*** PROVIDED RECORDS ***
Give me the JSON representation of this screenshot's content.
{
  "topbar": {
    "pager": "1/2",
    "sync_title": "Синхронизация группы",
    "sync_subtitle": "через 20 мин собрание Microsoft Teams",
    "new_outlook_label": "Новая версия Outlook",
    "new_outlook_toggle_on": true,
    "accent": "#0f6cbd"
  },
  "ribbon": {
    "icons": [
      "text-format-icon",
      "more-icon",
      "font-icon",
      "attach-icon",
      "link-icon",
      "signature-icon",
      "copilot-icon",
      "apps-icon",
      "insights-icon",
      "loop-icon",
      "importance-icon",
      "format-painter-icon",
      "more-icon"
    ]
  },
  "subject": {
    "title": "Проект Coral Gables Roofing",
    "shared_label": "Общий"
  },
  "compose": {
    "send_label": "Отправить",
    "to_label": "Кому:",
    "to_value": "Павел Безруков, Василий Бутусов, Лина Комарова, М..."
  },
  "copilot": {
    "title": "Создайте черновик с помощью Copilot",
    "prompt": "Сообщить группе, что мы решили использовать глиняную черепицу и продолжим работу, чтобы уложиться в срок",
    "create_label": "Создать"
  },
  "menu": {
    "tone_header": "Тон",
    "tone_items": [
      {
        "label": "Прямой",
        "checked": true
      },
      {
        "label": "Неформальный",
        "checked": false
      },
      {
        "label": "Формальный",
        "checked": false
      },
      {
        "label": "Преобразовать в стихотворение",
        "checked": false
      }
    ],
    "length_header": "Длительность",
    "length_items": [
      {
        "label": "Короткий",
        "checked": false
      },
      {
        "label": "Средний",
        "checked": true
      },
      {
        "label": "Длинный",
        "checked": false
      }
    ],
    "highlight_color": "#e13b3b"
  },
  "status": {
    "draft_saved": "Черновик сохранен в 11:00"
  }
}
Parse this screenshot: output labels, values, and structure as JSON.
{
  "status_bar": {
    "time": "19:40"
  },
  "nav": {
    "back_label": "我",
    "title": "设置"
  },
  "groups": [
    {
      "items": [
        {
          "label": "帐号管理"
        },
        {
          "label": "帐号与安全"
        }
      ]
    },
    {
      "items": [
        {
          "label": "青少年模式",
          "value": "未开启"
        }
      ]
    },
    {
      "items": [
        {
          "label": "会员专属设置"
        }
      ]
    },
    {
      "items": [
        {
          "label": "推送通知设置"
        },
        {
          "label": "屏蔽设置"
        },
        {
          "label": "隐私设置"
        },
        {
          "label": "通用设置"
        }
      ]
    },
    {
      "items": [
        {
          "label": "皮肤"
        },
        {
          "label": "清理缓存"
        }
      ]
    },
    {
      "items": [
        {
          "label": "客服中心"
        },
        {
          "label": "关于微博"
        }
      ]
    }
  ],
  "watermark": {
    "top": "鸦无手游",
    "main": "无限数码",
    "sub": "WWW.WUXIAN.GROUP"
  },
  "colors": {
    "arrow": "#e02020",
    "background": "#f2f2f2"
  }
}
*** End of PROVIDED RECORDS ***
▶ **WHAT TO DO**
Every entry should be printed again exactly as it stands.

▶ **TASK SOLUTION**
Give me the JSON representation of this screenshot's content.
{
  "topbar": {
    "pager": "1/2",
    "sync_title": "Синхронизация группы",
    "sync_subtitle": "через 20 мин собрание Microsoft Teams",
    "new_outlook_label": "Новая версия Outlook",
    "new_outlook_toggle_on": true,
    "accent": "#0f6cbd"
  },
  "ribbon": {
    "icons": [
      "text-format-icon",
      "more-icon",
      "font-icon",
      "attach-icon",
      "link-icon",
      "signature-icon",
      "copilot-icon",
      "apps-icon",
      "insights-icon",
      "loop-icon",
      "importance-icon",
      "format-painter-icon",
      "more-icon"
    ]
  },
  "subject": {
    "title": "Проект Coral Gables Roofing",
    "shared_label": "Общий"
  },
  "compose": {
    "send_label": "Отправить",
    "to_label": "Кому:",
    "to_value": "Павел Безруков, Василий Бутусов, Лина Комарова, М..."
  },
  "copilot": {
    "title": "Создайте черновик с помощью Copilot",
    "prompt": "Сообщить группе, что мы решили использовать глиняную черепицу и продолжим работу, чтобы уложиться в срок",
    "create_label": "Создать"
  },
  "menu": {
    "tone_header": "Тон",
    "tone_items": [
      {
        "label": "Прямой",
        "checked": true
      },
      {
        "label": "Неформальный",
        "checked": false
      },
      {
        "label": "Формальный",
        "checked": false
      },
      {
        "label": "Преобразовать в стихотворение",
        "checked": false
      }
    ],
    "length_header": "Длительность",
    "length_items": [
      {
        "label": "Короткий",
        "checked": false
      },
      {
        "label": "Средний",
        "checked": true
      },
      {
        "label": "Длинный",
        "checked": false
      }
    ],
    "highlight_color": "#e13b3b"
  },
  "status": {
    "draft_saved": "Черновик сохранен в 11:00"
  }
}
Parse this screenshot: output labels, values, and structure as JSON.
{
  "status_bar": {
    "time": "19:40"
  },
  "nav": {
    "back_label": "我",
    "title": "设置"
  },
  "groups": [
    {
      "items": [
        {
          "label": "帐号管理"
        },
        {
          "label": "帐号与安全"
        }
      ]
    },
    {
      "items": [
        {
          "label": "青少年模式",
          "value": "未开启"
        }
      ]
    },
    {
      "items": [
        {
          "label": "会员专属设置"
        }
      ]
    },
    {
      "items": [
        {
          "label": "推送通知设置"
        },
        {
          "label": "屏蔽设置"
        },
        {
          "label": "隐私设置"
        },
        {
          "label": "通用设置"
        }
      ]
    },
    {
      "items": [
        {
          "label": "皮肤"
        },
        {
          "label": "清理缓存"
        }
      ]
    },
    {
      "items": [
        {
          "label": "客服中心"
        },
        {
          "label": "关于微博"
        }
      ]
    }
  ],
  "watermark": {
    "top": "鸦无手游",
    "main": "无限数码",
    "sub": "WWW.WUXIAN.GROUP"
  },
  "colors": {
    "arrow": "#e02020",
    "background": "#f2f2f2"
  }
}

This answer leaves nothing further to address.